How to Enforce a Child Visitation (Parenting Time) Agreement
If you and a former spouse or partner have children together, it’s important to have a sound child custody and visitation (also known as parenting time) agreement in place to protect the best interests of both you and your kids. It’s typically best if you can maintain an amicable, productive relationship with your kids’ other parent, especially when it comes to visitation and parenting time.
However, the dynamics of these arrangements can be difficult to maintain, and you may find yourself in a situation in which you must take action to enforce a visitation (parenting time) agreement.
Asserting your rights as a parent
One of the most common scenarios in these disputes is one parent failing to allow the other visitation (parenting time) rights to the children. If, for example, your former partner refuses to let you see the kids, you should speak with a family law attorney to explore your options.
You and your lawyer may take a number of actions, including writing a formal letter to the other parent, engaging in mediation to resolve the dispute or taking your case to court to force action.
In some situations, the other parent may be held in contempt of court if he or she is not following the court order and has no valid reason for doing so. In fact, it’s even possible that the parent violating the visitation (parenting time) agreement could even face fines and/or jail time — although that not a common outcome. But courts often will award compensatory time and if the denial of visitation warrants it, a court could consider changing the visitation schedule permanently.
Generally, a parent is only allowed to withhold visitation from another parent if he or she has good reason to believe the children would be in danger in that person’s custody.
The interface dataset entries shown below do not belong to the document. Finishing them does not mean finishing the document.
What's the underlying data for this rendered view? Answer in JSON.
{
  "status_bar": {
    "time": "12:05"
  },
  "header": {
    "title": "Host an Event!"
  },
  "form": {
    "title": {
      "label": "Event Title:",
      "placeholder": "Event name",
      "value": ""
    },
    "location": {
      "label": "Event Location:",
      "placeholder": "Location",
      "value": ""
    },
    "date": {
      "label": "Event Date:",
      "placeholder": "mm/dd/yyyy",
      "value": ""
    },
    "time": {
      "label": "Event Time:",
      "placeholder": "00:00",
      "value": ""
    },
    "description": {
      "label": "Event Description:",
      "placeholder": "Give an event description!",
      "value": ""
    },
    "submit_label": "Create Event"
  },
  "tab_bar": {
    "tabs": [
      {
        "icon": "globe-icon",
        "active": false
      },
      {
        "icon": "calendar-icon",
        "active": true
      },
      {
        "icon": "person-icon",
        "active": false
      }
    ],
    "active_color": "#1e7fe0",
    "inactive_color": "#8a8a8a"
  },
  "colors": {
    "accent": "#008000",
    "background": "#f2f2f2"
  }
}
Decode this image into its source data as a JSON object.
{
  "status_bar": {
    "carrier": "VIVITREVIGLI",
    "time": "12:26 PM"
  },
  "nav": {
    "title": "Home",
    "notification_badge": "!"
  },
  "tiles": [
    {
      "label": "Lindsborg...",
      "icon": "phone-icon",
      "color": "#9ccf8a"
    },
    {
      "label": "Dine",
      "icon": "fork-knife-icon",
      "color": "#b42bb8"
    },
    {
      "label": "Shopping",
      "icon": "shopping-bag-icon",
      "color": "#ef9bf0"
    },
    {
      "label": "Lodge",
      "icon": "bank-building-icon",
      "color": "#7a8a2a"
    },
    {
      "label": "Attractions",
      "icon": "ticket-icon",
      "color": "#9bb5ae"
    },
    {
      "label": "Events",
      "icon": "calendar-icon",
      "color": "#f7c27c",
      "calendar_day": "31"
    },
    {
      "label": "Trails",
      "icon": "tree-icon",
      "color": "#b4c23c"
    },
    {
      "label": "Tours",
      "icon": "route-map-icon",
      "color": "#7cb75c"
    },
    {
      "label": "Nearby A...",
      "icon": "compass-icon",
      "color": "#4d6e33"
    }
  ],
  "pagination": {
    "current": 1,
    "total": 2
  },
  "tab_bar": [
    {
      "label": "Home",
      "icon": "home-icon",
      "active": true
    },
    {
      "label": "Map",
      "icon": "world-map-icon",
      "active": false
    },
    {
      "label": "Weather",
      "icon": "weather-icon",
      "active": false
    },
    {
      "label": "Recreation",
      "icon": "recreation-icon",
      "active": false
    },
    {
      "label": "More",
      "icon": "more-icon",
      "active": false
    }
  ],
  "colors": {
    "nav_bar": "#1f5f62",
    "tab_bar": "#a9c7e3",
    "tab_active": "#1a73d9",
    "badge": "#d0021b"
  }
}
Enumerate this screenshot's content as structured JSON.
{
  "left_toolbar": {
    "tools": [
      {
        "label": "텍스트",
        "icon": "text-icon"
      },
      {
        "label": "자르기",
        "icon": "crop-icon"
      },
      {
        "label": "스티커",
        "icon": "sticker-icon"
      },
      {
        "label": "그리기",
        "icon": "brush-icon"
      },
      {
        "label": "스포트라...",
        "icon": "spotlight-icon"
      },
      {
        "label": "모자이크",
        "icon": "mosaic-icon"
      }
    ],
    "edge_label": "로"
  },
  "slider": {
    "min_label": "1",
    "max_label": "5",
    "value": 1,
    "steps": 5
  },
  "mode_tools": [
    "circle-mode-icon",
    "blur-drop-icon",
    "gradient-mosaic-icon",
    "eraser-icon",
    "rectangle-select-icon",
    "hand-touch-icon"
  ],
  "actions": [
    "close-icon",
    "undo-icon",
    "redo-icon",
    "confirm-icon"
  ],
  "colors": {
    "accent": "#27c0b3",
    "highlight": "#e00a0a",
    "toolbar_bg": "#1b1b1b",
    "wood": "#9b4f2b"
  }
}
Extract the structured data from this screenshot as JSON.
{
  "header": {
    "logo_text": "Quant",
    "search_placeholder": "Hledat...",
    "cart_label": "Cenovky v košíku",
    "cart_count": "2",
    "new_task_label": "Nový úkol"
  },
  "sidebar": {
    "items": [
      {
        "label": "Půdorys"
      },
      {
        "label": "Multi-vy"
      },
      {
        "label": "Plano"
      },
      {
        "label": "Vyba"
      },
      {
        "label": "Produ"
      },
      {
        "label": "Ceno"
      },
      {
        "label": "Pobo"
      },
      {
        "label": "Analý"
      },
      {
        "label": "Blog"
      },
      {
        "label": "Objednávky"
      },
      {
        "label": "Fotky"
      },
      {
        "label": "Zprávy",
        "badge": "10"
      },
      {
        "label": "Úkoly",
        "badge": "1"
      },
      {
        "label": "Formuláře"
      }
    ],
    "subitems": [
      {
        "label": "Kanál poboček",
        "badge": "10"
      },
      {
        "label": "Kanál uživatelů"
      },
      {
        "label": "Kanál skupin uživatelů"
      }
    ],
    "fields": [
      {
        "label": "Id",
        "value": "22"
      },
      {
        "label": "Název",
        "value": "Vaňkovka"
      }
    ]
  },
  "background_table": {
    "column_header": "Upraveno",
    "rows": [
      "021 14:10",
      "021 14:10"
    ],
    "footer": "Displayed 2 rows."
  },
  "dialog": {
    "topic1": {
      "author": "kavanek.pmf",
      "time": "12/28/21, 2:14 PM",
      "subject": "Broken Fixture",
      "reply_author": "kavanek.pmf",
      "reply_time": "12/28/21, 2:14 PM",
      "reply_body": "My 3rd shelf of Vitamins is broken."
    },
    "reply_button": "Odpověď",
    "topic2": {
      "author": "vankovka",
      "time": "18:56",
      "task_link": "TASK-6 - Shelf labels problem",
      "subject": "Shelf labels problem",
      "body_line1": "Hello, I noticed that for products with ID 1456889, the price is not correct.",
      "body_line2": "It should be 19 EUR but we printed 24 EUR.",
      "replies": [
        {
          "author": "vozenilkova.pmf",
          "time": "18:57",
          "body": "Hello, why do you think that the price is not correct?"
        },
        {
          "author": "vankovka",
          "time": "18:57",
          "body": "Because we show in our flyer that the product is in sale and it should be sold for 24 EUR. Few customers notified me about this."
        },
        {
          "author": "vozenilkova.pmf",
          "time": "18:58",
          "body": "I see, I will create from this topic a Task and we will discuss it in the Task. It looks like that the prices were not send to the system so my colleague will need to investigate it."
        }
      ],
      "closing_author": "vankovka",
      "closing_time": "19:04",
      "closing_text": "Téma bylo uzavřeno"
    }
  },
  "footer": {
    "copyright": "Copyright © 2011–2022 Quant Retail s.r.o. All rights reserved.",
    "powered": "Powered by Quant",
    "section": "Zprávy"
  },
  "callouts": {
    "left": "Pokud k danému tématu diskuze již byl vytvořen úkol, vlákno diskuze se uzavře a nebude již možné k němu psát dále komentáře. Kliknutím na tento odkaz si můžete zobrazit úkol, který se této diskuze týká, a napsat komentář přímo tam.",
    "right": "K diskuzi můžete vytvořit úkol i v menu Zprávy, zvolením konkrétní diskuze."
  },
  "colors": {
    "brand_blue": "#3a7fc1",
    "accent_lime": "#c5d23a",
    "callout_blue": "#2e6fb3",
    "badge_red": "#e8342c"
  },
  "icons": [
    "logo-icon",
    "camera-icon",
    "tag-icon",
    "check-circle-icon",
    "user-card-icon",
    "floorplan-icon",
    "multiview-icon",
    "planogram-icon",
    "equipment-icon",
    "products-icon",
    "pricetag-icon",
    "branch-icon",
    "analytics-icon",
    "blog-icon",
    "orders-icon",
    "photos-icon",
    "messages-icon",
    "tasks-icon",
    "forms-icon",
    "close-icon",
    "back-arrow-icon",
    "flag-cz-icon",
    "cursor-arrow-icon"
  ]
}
Being involved in a disagreement or dispute with the other parent is not enough reason to refuse to let the other parent see his or her kids.
If you could use further guidance and advice on a parenting time or visitation issue, speak with a skilled Minnesota family law attorney at Appelhof, Pfeifer & Hart, P.A.